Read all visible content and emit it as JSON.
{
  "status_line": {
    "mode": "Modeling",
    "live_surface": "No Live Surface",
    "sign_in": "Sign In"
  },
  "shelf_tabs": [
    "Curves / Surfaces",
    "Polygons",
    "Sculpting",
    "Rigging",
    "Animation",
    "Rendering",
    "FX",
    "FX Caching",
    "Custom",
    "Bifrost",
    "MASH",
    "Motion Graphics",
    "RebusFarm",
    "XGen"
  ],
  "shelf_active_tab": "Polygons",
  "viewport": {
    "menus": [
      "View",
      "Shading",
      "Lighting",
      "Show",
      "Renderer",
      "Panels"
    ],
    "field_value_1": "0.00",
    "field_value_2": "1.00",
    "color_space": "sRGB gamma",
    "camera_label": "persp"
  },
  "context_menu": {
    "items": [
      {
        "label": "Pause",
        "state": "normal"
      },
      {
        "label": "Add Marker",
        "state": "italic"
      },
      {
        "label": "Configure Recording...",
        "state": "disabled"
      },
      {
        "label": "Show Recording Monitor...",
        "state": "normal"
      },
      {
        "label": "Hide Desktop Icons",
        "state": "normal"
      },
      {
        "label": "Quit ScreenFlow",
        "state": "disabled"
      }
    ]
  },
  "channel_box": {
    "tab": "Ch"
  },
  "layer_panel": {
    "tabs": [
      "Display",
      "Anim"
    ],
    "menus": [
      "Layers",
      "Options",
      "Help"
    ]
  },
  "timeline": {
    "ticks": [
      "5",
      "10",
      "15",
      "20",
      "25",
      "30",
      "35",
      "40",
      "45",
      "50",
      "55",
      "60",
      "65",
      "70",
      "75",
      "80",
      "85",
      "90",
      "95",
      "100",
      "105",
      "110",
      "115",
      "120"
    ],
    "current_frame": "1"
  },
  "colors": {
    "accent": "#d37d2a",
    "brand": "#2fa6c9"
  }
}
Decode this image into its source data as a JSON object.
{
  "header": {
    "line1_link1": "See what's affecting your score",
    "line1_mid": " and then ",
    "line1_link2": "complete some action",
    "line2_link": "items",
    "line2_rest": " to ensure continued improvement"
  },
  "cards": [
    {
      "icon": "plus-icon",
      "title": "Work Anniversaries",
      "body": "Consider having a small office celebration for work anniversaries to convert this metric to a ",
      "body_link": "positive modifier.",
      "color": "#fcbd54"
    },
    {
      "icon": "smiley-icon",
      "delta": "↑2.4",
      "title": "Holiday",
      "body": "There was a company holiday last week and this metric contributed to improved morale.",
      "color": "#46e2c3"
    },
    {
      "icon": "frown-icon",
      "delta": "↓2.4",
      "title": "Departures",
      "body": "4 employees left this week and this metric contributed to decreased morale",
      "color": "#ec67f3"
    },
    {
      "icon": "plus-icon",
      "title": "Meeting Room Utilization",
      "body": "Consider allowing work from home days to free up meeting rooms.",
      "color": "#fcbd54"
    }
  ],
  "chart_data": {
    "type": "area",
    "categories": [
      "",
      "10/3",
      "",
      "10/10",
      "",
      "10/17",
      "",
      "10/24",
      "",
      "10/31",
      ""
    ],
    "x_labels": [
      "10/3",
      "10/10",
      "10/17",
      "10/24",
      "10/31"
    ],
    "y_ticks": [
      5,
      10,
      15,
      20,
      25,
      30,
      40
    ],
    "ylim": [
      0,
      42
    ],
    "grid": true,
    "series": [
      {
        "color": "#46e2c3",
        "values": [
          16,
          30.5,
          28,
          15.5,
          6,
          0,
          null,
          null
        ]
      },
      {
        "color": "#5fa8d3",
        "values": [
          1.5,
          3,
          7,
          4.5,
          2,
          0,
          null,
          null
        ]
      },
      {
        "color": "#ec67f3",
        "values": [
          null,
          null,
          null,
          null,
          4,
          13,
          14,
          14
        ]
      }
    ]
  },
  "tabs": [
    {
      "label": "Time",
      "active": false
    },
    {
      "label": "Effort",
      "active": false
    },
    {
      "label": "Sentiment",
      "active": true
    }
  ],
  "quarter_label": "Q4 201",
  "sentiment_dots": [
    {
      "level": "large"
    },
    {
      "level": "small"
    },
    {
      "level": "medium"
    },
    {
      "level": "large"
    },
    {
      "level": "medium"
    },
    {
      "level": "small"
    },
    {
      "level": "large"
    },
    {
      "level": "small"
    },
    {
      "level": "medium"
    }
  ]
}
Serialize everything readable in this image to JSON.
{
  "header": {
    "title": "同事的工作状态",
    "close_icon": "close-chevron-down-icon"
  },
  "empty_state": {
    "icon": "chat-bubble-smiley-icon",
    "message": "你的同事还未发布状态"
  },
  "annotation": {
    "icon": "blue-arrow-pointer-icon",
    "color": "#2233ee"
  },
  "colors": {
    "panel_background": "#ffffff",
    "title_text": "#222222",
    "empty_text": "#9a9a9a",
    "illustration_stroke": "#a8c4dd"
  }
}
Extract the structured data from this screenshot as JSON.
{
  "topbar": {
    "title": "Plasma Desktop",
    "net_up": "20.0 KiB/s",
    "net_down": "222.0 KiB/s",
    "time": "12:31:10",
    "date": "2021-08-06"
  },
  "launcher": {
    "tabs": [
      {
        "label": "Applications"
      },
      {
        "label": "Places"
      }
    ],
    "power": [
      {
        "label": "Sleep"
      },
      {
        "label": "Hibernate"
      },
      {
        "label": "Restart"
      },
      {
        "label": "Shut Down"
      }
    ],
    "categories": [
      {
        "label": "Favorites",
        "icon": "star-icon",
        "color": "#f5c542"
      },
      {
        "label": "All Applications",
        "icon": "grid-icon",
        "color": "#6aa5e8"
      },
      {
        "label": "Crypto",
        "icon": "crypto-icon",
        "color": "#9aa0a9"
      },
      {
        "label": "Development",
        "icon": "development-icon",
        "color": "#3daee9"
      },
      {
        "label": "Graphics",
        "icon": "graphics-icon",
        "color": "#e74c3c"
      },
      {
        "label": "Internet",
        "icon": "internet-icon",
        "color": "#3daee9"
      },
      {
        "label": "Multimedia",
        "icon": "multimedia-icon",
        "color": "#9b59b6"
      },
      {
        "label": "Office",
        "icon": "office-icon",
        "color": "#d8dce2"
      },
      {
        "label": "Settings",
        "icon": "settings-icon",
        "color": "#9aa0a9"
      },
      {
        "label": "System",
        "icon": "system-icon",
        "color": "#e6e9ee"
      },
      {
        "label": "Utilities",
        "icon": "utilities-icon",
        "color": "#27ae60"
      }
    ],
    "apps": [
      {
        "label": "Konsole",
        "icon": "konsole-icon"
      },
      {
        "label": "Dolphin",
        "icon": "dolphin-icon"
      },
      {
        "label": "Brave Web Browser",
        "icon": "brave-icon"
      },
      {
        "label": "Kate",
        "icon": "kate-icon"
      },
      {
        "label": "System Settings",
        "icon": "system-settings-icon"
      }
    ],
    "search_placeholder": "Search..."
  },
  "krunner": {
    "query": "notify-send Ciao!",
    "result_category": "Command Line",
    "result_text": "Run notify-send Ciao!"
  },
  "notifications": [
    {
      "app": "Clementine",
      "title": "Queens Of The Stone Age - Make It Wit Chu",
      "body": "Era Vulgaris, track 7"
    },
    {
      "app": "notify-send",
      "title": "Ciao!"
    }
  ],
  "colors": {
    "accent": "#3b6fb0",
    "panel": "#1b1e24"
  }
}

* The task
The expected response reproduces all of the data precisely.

* Answer area
Read all visible content and emit it as JSON.
{
  "status_line": {
    "mode": "Modeling",
    "live_surface": "No Live Surface",
    "sign_in": "Sign In"
  },
  "shelf_tabs": [
    "Curves / Surfaces",
    "Polygons",
    "Sculpting",
    "Rigging",
    "Animation",
    "Rendering",
    "FX",
    "FX Caching",
    "Custom",
    "Bifrost",
    "MASH",
    "Motion Graphics",
    "RebusFarm",
    "XGen"
  ],
  "shelf_active_tab": "Polygons",
  "viewport": {
    "menus": [
      "View",
      "Shading",
      "Lighting",
      "Show",
      "Renderer",
      "Panels"
    ],
    "field_value_1": "0.00",
    "field_value_2": "1.00",
    "color_space": "sRGB gamma",
    "camera_label": "persp"
  },
  "context_menu": {
    "items": [
      {
        "label": "Pause",
        "state": "normal"
      },
      {
        "label": "Add Marker",
        "state": "italic"
      },
      {
        "label": "Configure Recording...",
        "state": "disabled"
      },
      {
        "label": "Show Recording Monitor...",
        "state": "normal"
      },
      {
        "label": "Hide Desktop Icons",
        "state": "normal"
      },
      {
        "label": "Quit ScreenFlow",
        "state": "disabled"
      }
    ]
  },
  "channel_box": {
    "tab": "Ch"
  },
  "layer_panel": {
    "tabs": [
      "Display",
      "Anim"
    ],
    "menus": [
      "Layers",
      "Options",
      "Help"
    ]
  },
  "timeline": {
    "ticks": [
      "5",
      "10",
      "15",
      "20",
      "25",
      "30",
      "35",
      "40",
      "45",
      "50",
      "55",
      "60",
      "65",
      "70",
      "75",
      "80",
      "85",
      "90",
      "95",
      "100",
      "105",
      "110",
      "115",
      "120"
    ],
    "current_frame": "1"
  },
  "colors": {
    "accent": "#d37d2a",
    "brand": "#2fa6c9"
  }
}
Decode this image into its source data as a JSON object.
{
  "header": {
    "line1_link1": "See what's affecting your score",
    "line1_mid": " and then ",
    "line1_link2": "complete some action",
    "line2_link": "items",
    "line2_rest": " to ensure continued improvement"
  },
  "cards": [
    {
      "icon": "plus-icon",
      "title": "Work Anniversaries",
      "body": "Consider having a small office celebration for work anniversaries to convert this metric to a ",
      "body_link": "positive modifier.",
      "color": "#fcbd54"
    },
    {
      "icon": "smiley-icon",
      "delta": "↑2.4",
      "title": "Holiday",
      "body": "There was a company holiday last week and this metric contributed to improved morale.",
      "color": "#46e2c3"
    },
    {
      "icon": "frown-icon",
      "delta": "↓2.4",
      "title": "Departures",
      "body": "4 employees left this week and this metric contributed to decreased morale",
      "color": "#ec67f3"
    },
    {
      "icon": "plus-icon",
      "title": "Meeting Room Utilization",
      "body": "Consider allowing work from home days to free up meeting rooms.",
      "color": "#fcbd54"
    }
  ],
  "chart_data": {
    "type": "area",
    "categories": [
      "",
      "10/3",
      "",
      "10/10",
      "",
      "10/17",
      "",
      "10/24",
      "",
      "10/31",
      ""
    ],
    "x_labels": [
      "10/3",
      "10/10",
      "10/17",
      "10/24",
      "10/31"
    ],
    "y_ticks": [
      5,
      10,
      15,
      20,
      25,
      30,
      40
    ],
    "ylim": [
      0,
      42
    ],
    "grid": true,
    "series": [
      {
        "color": "#46e2c3",
        "values": [
          16,
          30.5,
          28,
          15.5,
          6,
          0,
          null,
          null
        ]
      },
      {
        "color": "#5fa8d3",
        "values": [
          1.5,
          3,
          7,
          4.5,
          2,
          0,
          null,
          null
        ]
      },
      {
        "color": "#ec67f3",
        "values": [
          null,
          null,
          null,
          null,
          4,
          13,
          14,
          14
        ]
      }
    ]
  },
  "tabs": [
    {
      "label": "Time",
      "active": false
    },
    {
      "label": "Effort",
      "active": false
    },
    {
      "label": "Sentiment",
      "active": true
    }
  ],
  "quarter_label": "Q4 201",
  "sentiment_dots": [
    {
      "level": "large"
    },
    {
      "level": "small"
    },
    {
      "level": "medium"
    },
    {
      "level": "large"
    },
    {
      "level": "medium"
    },
    {
      "level": "small"
    },
    {
      "level": "large"
    },
    {
      "level": "small"
    },
    {
      "level": "medium"
    }
  ]
}
Serialize everything readable in this image to JSON.
{
  "header": {
    "title": "同事的工作状态",
    "close_icon": "close-chevron-down-icon"
  },
  "empty_state": {
    "icon": "chat-bubble-smiley-icon",
    "message": "你的同事还未发布状态"
  },
  "annotation": {
    "icon": "blue-arrow-pointer-icon",
    "color": "#2233ee"
  },
  "colors": {
    "panel_background": "#ffffff",
    "title_text": "#222222",
    "empty_text": "#9a9a9a",
    "illustration_stroke": "#a8c4dd"
  }
}
Extract the structured data from this screenshot as JSON.
{
  "topbar": {
    "title": "Plasma Desktop",
    "net_up": "20.0 KiB/s",
    "net_down": "222.0 KiB/s",
    "time": "12:31:10",
    "date": "2021-08-06"
  },
  "launcher": {
    "tabs": [
      {
        "label": "Applications"
      },
      {
        "label": "Places"
      }
    ],
    "power": [
      {
        "label": "Sleep"
      },
      {
        "label": "Hibernate"
      },
      {
        "label": "Restart"
      },
      {
        "label": "Shut Down"
      }
    ],
    "categories": [
      {
        "label": "Favorites",
        "icon": "star-icon",
        "color": "#f5c542"
      },
      {
        "label": "All Applications",
        "icon": "grid-icon",
        "color": "#6aa5e8"
      },
      {
        "label": "Crypto",
        "icon": "crypto-icon",
        "color": "#9aa0a9"
      },
      {
        "label": "Development",
        "icon": "development-icon",
        "color": "#3daee9"
      },
      {
        "label": "Graphics",
        "icon": "graphics-icon",
        "color": "#e74c3c"
      },
      {
        "label": "Internet",
        "icon": "internet-icon",
        "color": "#3daee9"
      },
      {
        "label": "Multimedia",
        "icon": "multimedia-icon",
        "color": "#9b59b6"
      },
      {
        "label": "Office",
        "icon": "office-icon",
        "color": "#d8dce2"
      },
      {
        "label": "Settings",
        "icon": "settings-icon",
        "color": "#9aa0a9"
      },
      {
        "label": "System",
        "icon": "system-icon",
        "color": "#e6e9ee"
      },
      {
        "label": "Utilities",
        "icon": "utilities-icon",
        "color": "#27ae60"
      }
    ],
    "apps": [
      {
        "label": "Konsole",
        "icon": "konsole-icon"
      },
      {
        "label": "Dolphin",
        "icon": "dolphin-icon"
      },
      {
        "label": "Brave Web Browser",
        "icon": "brave-icon"
      },
      {
        "label": "Kate",
        "icon": "kate-icon"
      },
      {
        "label": "System Settings",
        "icon": "system-settings-icon"
      }
    ],
    "search_placeholder": "Search..."
  },
  "krunner": {
    "query": "notify-send Ciao!",
    "result_category": "Command Line",
    "result_text": "Run notify-send Ciao!"
  },
  "notifications": [
    {
      "app": "Clementine",
      "title": "Queens Of The Stone Age - Make It Wit Chu",
      "body": "Era Vulgaris, track 7"
    },
    {
      "app": "notify-send",
      "title": "Ciao!"
    }
  ],
  "colors": {
    "accent": "#3b6fb0",
    "panel": "#1b1e24"
  }
}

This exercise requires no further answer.